5.02 miles ; from I-71 in Cincinnati across the Ohio River to I-275 in Kentucky. The freeway continues south as KY 471 but is still signed I-471.  Interstate 471 was completed on Sept. 18, 1981. 
The origin of Interstate 471 was the "Riverside Expressway" plan, a loop highway to connect eastern Cincinnati to I-75 in Covington, Ky. via Newport. This dates back to at least 1958, when AASHO approved the I-471 number for this loop.  The basic route:
"from a new bridge to be built east of the L&N Bridge in Newport and along the northern end of Newport, crossing the Licking River into Covington over a new bridge to be built north of the Fourth Street Bridge and then continuing through Covington to Philadelphia Street with exit ramps at Scott, Greenup and Russell streets." The proposal was quite unpopular, attracting opposition from the mayors of Covington and Newport, along with the Kentucky Post. They said I-471 would destroy houses and ruin plans to redevelop the riverfront. The proposal was dropped. 
In 1962, I-471 reappeared on the drawing board, as a north-south spur from Highland Heights to Newport. (This is part of today's I-471.) By 1967, the plan for today's I-471 was mostly finalized. Through the 1970s, however, there was controversy over where to locate ramps in Newport, which led to some temporary ramps being built.
In 1977, the Daniel Carter Beard Bridge, named after the Northern Kentucky resident who founded the American Boy Scouts, opened over the Ohio River. Most of I-471 was still under construction.
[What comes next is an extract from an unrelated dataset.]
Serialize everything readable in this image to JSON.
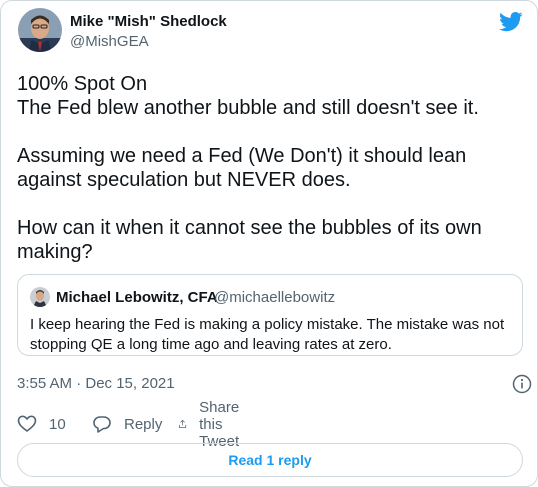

Two sections opened in late December 1980, and the final segment was dedicated on Sept. 18, 1981. Construction on permanent ramps in Newport, however, continued until August 1989.